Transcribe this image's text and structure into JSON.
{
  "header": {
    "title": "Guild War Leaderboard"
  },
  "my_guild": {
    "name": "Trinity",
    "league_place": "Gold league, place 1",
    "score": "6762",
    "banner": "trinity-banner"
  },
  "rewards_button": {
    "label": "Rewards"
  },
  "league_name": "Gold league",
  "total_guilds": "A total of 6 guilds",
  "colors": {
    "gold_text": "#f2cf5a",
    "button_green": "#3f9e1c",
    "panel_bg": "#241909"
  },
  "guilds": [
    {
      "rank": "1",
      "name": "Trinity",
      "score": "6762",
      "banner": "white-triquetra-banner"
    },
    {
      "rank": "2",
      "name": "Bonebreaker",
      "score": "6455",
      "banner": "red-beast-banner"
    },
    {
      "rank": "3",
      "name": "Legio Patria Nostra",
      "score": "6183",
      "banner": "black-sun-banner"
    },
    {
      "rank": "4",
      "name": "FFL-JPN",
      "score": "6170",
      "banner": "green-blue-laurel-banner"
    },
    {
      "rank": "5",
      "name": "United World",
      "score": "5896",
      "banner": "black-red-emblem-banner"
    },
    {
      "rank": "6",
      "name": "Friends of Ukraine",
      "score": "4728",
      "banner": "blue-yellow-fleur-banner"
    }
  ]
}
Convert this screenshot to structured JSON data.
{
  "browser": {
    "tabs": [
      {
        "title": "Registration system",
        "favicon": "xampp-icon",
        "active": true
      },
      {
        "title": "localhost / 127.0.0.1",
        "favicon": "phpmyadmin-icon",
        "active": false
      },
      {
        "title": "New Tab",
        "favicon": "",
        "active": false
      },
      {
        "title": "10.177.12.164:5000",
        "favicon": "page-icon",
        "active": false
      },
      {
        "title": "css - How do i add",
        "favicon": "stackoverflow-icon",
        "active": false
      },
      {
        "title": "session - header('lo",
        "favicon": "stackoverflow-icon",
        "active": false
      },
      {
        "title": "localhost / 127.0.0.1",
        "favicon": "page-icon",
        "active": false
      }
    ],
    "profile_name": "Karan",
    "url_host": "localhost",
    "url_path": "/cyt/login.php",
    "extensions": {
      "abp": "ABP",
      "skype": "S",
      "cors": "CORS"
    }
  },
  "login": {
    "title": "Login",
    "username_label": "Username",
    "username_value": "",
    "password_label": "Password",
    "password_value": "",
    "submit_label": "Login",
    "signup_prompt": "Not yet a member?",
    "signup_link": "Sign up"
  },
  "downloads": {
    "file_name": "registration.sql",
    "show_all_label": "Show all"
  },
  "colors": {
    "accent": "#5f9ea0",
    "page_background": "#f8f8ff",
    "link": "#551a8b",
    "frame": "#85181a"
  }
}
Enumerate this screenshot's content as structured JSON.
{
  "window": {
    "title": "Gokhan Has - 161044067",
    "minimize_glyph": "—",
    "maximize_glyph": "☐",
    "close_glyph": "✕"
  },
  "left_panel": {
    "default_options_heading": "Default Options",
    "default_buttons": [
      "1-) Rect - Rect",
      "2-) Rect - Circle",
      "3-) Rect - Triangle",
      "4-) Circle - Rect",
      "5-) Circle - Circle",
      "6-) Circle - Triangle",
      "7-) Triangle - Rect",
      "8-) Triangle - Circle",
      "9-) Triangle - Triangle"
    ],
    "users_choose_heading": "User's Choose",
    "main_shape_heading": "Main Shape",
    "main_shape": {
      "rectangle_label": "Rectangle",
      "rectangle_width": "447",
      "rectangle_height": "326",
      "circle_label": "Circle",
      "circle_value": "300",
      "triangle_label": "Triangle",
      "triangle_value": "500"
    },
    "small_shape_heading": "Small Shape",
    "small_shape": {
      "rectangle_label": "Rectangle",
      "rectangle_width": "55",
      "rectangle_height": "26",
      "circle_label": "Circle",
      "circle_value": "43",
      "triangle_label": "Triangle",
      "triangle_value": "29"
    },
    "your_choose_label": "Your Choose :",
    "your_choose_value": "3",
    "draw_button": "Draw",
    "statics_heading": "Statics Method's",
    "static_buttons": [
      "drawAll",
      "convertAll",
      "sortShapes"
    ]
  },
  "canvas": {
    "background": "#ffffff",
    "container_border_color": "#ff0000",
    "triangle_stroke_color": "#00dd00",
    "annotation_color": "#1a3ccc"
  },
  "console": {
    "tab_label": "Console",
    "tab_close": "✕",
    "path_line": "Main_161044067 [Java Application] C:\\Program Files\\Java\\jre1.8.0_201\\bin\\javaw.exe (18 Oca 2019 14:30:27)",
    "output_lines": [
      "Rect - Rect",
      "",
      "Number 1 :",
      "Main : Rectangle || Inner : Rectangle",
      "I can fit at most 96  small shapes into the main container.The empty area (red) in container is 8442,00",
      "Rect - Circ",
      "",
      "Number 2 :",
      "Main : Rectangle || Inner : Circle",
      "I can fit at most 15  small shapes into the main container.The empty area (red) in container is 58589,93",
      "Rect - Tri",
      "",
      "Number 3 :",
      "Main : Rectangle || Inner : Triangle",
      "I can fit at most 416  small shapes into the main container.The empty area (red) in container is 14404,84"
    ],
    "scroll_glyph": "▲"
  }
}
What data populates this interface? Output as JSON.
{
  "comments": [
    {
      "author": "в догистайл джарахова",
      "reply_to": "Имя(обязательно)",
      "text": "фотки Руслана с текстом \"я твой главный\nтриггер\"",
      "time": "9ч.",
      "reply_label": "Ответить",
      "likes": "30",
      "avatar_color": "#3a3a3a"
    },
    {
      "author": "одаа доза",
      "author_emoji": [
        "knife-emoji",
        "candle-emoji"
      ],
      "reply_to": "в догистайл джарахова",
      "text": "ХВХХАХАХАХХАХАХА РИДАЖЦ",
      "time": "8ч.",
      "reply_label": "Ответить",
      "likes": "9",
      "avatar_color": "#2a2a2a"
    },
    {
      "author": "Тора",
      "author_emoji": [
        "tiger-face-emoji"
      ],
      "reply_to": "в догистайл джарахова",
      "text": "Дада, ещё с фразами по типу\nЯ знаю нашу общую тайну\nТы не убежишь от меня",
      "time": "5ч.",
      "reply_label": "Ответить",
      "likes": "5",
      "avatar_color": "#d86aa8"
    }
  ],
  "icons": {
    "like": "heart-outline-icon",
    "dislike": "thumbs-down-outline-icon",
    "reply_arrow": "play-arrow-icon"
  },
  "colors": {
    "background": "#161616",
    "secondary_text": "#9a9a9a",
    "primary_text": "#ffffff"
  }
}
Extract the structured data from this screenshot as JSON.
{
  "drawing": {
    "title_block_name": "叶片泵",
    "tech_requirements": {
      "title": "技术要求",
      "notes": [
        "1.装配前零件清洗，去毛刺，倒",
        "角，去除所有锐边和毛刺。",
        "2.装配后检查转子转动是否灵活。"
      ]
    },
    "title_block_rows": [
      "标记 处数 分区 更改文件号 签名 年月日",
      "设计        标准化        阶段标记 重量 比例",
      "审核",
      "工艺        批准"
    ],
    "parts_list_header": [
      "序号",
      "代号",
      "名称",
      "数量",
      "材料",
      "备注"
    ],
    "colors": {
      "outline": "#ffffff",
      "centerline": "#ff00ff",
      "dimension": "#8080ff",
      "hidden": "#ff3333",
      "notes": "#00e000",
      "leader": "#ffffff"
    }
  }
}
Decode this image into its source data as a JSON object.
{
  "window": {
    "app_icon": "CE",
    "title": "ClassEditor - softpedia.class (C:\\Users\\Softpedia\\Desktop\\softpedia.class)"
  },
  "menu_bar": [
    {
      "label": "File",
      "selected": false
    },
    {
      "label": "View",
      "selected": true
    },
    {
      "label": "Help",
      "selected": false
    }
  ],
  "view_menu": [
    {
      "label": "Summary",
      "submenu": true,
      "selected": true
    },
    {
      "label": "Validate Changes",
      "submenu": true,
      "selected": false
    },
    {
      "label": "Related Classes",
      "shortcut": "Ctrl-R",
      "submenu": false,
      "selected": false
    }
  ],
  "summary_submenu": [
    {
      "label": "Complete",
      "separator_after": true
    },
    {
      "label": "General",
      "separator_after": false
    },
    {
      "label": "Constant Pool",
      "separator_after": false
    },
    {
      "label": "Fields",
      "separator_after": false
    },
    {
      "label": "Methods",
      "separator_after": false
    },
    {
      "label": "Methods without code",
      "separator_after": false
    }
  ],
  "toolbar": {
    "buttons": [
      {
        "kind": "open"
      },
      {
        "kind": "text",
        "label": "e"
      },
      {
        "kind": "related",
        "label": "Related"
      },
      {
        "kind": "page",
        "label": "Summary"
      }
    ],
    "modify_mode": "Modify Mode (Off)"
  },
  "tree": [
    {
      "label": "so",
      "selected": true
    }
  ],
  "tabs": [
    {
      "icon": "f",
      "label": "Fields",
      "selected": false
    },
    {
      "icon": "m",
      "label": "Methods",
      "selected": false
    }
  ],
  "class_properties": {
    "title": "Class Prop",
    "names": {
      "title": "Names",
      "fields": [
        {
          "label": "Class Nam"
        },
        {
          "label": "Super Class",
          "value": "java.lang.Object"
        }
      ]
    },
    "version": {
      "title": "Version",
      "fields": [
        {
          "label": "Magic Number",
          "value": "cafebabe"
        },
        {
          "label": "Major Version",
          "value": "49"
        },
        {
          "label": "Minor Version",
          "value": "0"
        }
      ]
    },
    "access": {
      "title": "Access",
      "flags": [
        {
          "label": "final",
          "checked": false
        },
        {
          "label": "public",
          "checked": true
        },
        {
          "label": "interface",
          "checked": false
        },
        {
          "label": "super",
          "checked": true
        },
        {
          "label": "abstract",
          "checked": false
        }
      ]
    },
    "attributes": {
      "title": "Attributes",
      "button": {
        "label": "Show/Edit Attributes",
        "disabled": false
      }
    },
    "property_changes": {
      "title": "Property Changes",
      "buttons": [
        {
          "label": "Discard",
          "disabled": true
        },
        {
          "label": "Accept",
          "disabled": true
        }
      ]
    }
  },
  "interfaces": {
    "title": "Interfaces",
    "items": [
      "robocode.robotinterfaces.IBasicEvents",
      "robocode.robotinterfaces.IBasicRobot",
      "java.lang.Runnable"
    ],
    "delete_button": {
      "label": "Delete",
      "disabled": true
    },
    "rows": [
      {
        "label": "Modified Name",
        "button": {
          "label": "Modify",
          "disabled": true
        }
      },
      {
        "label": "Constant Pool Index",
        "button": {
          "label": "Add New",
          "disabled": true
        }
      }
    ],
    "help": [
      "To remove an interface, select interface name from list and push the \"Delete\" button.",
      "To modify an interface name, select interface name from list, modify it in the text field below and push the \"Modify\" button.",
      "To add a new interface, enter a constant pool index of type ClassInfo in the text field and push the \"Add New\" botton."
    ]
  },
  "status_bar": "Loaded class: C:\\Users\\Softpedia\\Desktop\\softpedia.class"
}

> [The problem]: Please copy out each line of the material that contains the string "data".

> [Problem solution]:
Convert this screenshot to structured JSON data.
What data populates this interface? Output as JSON.
Extract the structured data from this screenshot as JSON.
Decode this image into its source data as a JSON object.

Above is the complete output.